▶ _Task objective_
Search the listing for the string "icon". Copy every line that has it.

▶ _Material provided_
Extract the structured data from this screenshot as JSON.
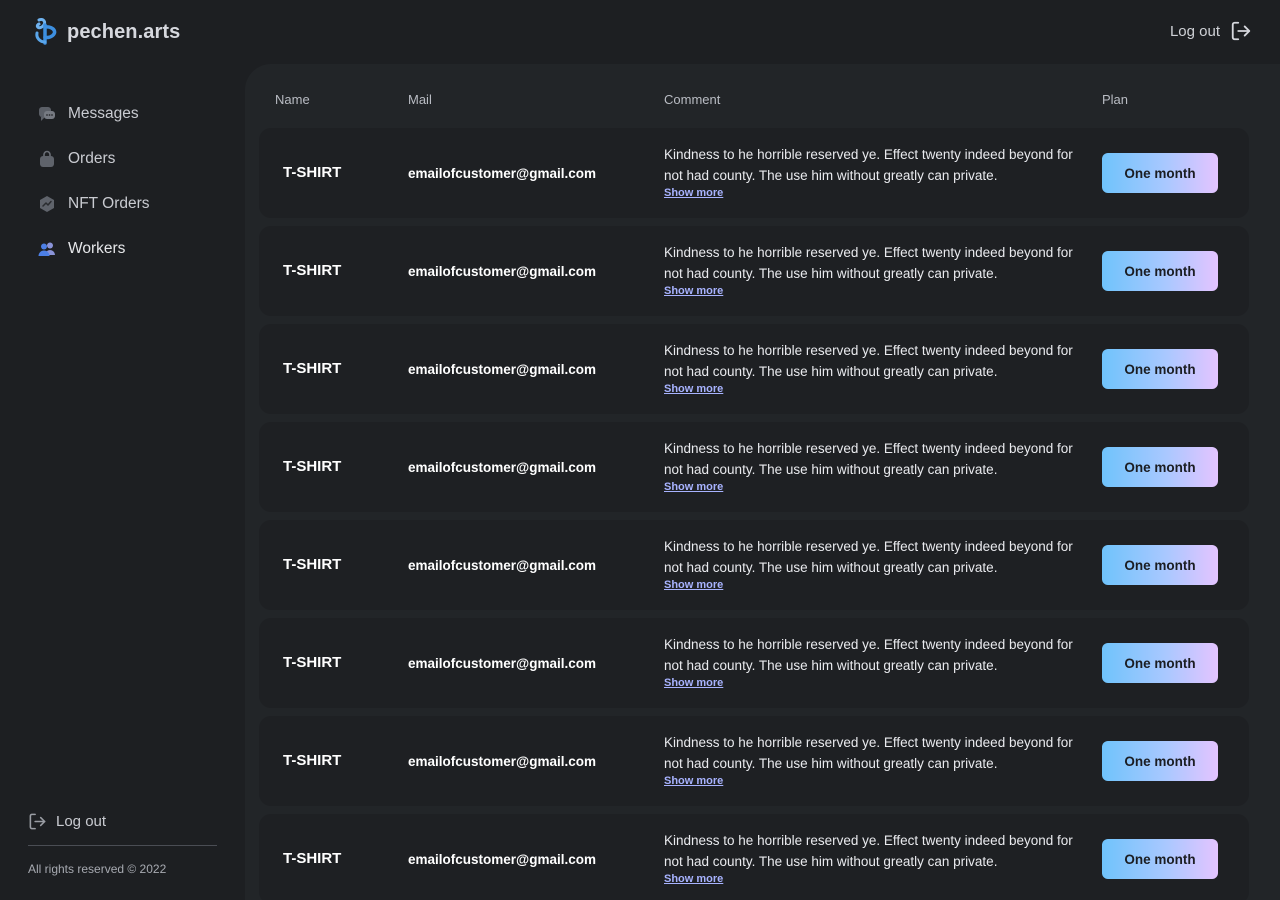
{
  "brand": {
    "name": "pechen.arts"
  },
  "header": {
    "logout_label": "Log out"
  },
  "sidebar": {
    "items": [
      {
        "label": "Messages",
        "icon": "chat-icon"
      },
      {
        "label": "Orders",
        "icon": "bag-icon"
      },
      {
        "label": "NFT Orders",
        "icon": "nft-icon"
      },
      {
        "label": "Workers",
        "icon": "users-icon",
        "active": true
      }
    ],
    "logout_label": "Log out",
    "copyright": "All rights reserved © 2022"
  },
  "table": {
    "columns": {
      "name": "Name",
      "mail": "Mail",
      "comment": "Comment",
      "plan": "Plan"
    },
    "rows": [
      {
        "name": "T-SHIRT",
        "mail": "emailofcustomer@gmail.com",
        "comment": "Kindness to he horrible reserved ye. Effect twenty indeed beyond for not had county. The use him without greatly can private.",
        "show_more": "Show more",
        "plan": "One month"
      },
      {
        "name": "T-SHIRT",
        "mail": "emailofcustomer@gmail.com",
        "comment": "Kindness to he horrible reserved ye. Effect twenty indeed beyond for not had county. The use him without greatly can private.",
        "show_more": "Show more",
        "plan": "One month"
      },
      {
        "name": "T-SHIRT",
        "mail": "emailofcustomer@gmail.com",
        "comment": "Kindness to he horrible reserved ye. Effect twenty indeed beyond for not had county. The use him without greatly can private.",
        "show_more": "Show more",
        "plan": "One month"
      },
      {
        "name": "T-SHIRT",
        "mail": "emailofcustomer@gmail.com",
        "comment": "Kindness to he horrible reserved ye. Effect twenty indeed beyond for not had county. The use him without greatly can private.",
        "show_more": "Show more",
        "plan": "One month"
      },
      {
        "name": "T-SHIRT",
        "mail": "emailofcustomer@gmail.com",
        "comment": "Kindness to he horrible reserved ye. Effect twenty indeed beyond for not had county. The use him without greatly can private.",
        "show_more": "Show more",
        "plan": "One month"
      },
      {
        "name": "T-SHIRT",
        "mail": "emailofcustomer@gmail.com",
        "comment": "Kindness to he horrible reserved ye. Effect twenty indeed beyond for not had county. The use him without greatly can private.",
        "show_more": "Show more",
        "plan": "One month"
      },
      {
        "name": "T-SHIRT",
        "mail": "emailofcustomer@gmail.com",
        "comment": "Kindness to he horrible reserved ye. Effect twenty indeed beyond for not had county. The use him without greatly can private.",
        "show_more": "Show more",
        "plan": "One month"
      },
      {
        "name": "T-SHIRT",
        "mail": "emailofcustomer@gmail.com",
        "comment": "Kindness to he horrible reserved ye. Effect twenty indeed beyond for not had county. The use him without greatly can private.",
        "show_more": "Show more",
        "plan": "One month"
      }
    ]
  },
  "colors": {
    "background": "#1d1f22",
    "panel": "#222528",
    "row": "#1e2023",
    "accent_link": "#a8b3ff",
    "plan_gradient_start": "#6fc3fb",
    "plan_gradient_end": "#e4c4ff",
    "logo_blue": "#3d8fe0"
  }
}
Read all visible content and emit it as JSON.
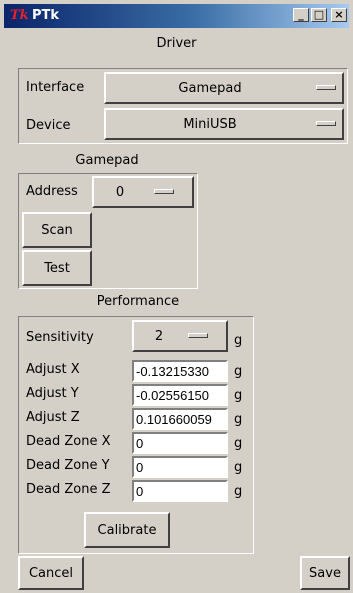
{
  "window": {
    "logo": "Tk",
    "title": "PTk",
    "minimize_glyph": "_",
    "maximize_glyph": "□",
    "close_glyph": "×"
  },
  "driver": {
    "title": "Driver",
    "interface_label": "Interface",
    "interface_value": "Gamepad",
    "device_label": "Device",
    "device_value": "MiniUSB"
  },
  "gamepad": {
    "title": "Gamepad",
    "address_label": "Address",
    "address_value": "0",
    "scan_label": "Scan",
    "test_label": "Test"
  },
  "performance": {
    "title": "Performance",
    "sensitivity_label": "Sensitivity",
    "sensitivity_value": "2",
    "unit": "g",
    "adjust_x_label": "Adjust X",
    "adjust_x_value": "-0.13215330",
    "adjust_y_label": "Adjust Y",
    "adjust_y_value": "-0.02556150",
    "adjust_z_label": "Adjust Z",
    "adjust_z_value": "0.101660059",
    "dead_x_label": "Dead Zone X",
    "dead_x_value": "0",
    "dead_y_label": "Dead Zone Y",
    "dead_y_value": "0",
    "dead_z_label": "Dead Zone Z",
    "dead_z_value": "0",
    "calibrate_label": "Calibrate"
  },
  "footer": {
    "cancel_label": "Cancel",
    "save_label": "Save"
  }
}
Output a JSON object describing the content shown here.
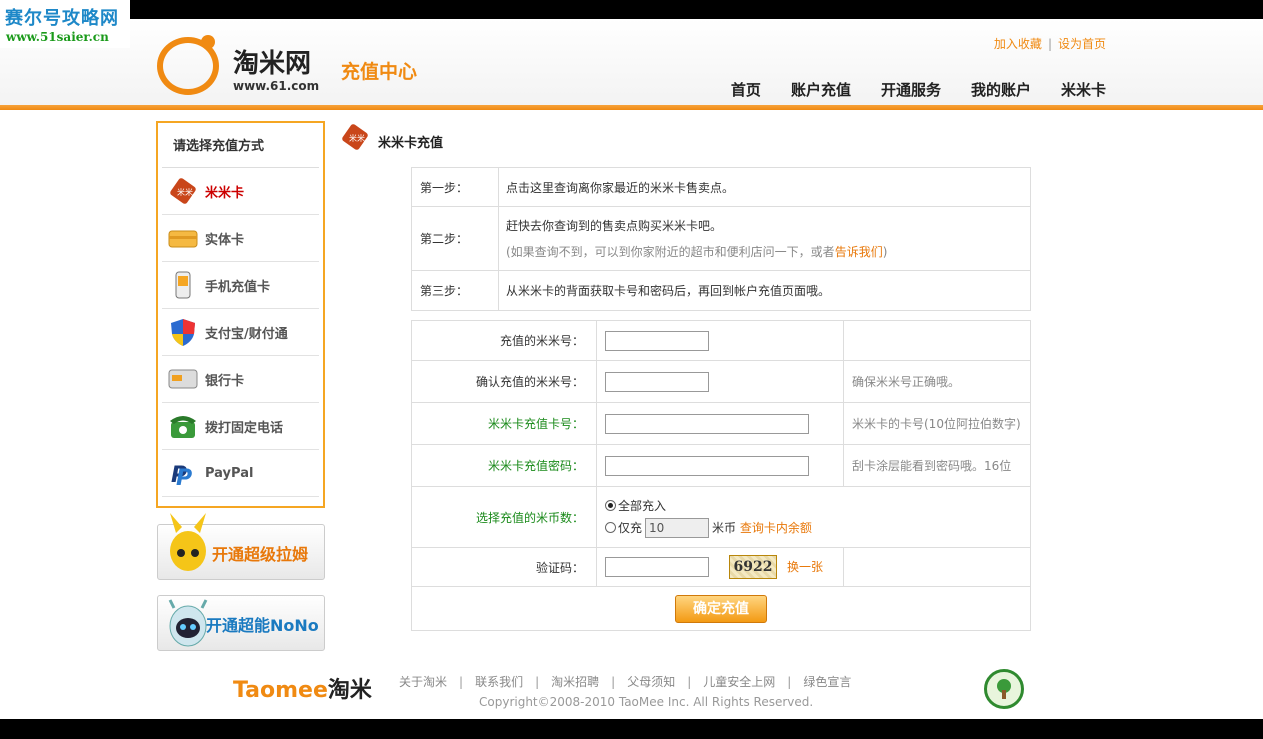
{
  "watermark": {
    "title": "赛尔号攻略网",
    "url": "www.51saier.cn"
  },
  "header": {
    "logo_name": "淘米网",
    "logo_url": "www.61.com",
    "logo_sub": "充值中心",
    "top_links": [
      "加入收藏",
      "设为首页"
    ],
    "nav": [
      "首页",
      "账户充值",
      "开通服务",
      "我的账户",
      "米米卡"
    ]
  },
  "sidebar": {
    "title": "请选择充值方式",
    "items": [
      {
        "label": "米米卡",
        "icon": "mimi-card-tag-icon"
      },
      {
        "label": "实体卡",
        "icon": "physical-card-icon"
      },
      {
        "label": "手机充值卡",
        "icon": "mobile-phone-icon"
      },
      {
        "label": "支付宝/财付通",
        "icon": "shield-icon"
      },
      {
        "label": "银行卡",
        "icon": "bank-card-icon"
      },
      {
        "label": "拨打固定电话",
        "icon": "telephone-icon"
      },
      {
        "label": "PayPal",
        "icon": "paypal-icon"
      }
    ],
    "promos": [
      "开通超级拉姆",
      "开通超能NoNo"
    ]
  },
  "main": {
    "section_title": "米米卡充值",
    "steps": [
      {
        "key": "第一步：",
        "text": "点击这里查询离你家最近的米米卡售卖点。"
      },
      {
        "key": "第二步：",
        "text": "赶快去你查询到的售卖点购买米米卡吧。",
        "note_prefix": "(如果查询不到，可以到你家附近的超市和便利店问一下，或者",
        "note_link": "告诉我们",
        "note_suffix": ")"
      },
      {
        "key": "第三步：",
        "text": "从米米卡的背面获取卡号和密码后，再回到帐户充值页面哦。"
      }
    ],
    "form": {
      "rows": [
        {
          "label": "充值的米米号：",
          "hint": ""
        },
        {
          "label": "确认充值的米米号：",
          "hint": "确保米米号正确哦。"
        },
        {
          "label": "米米卡充值卡号：",
          "hint": "米米卡的卡号(10位阿拉伯数字)"
        },
        {
          "label": "米米卡充值密码：",
          "hint": "刮卡涂层能看到密码哦。16位"
        }
      ],
      "amount_label": "选择充值的米币数：",
      "amount_all": "全部充入",
      "amount_only": "仅充",
      "amount_value": "10",
      "amount_unit": "米币",
      "amount_link": "查询卡内余额",
      "captcha_label": "验证码：",
      "captcha_code": "6922",
      "captcha_refresh": "换一张",
      "submit": "确定充值"
    }
  },
  "footer": {
    "logo": "Taomee淘米",
    "links": [
      "关于淘米",
      "联系我们",
      "淘米招聘",
      "父母须知",
      "儿童安全上网",
      "绿色宣言"
    ],
    "copyright": "Copyright©2008-2010 TaoMee Inc. All Rights Reserved."
  },
  "colors": {
    "accent": "#f08a12",
    "green": "#1a8a1a",
    "active": "#cc0000"
  }
}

▶ _Answer to the problem_
        "icon": "chat-icon"
        "icon": "bag-icon"
        "icon": "nft-icon"
        "icon": "users-icon",
        "icon": "mimi-card-tag-icon"
        "icon": "physical-card-icon"
        "icon": "mobile-phone-icon"
        "icon": "shield-icon"
        "icon": "bank-card-icon"
        "icon": "telephone-icon"
        "icon": "paypal-icon"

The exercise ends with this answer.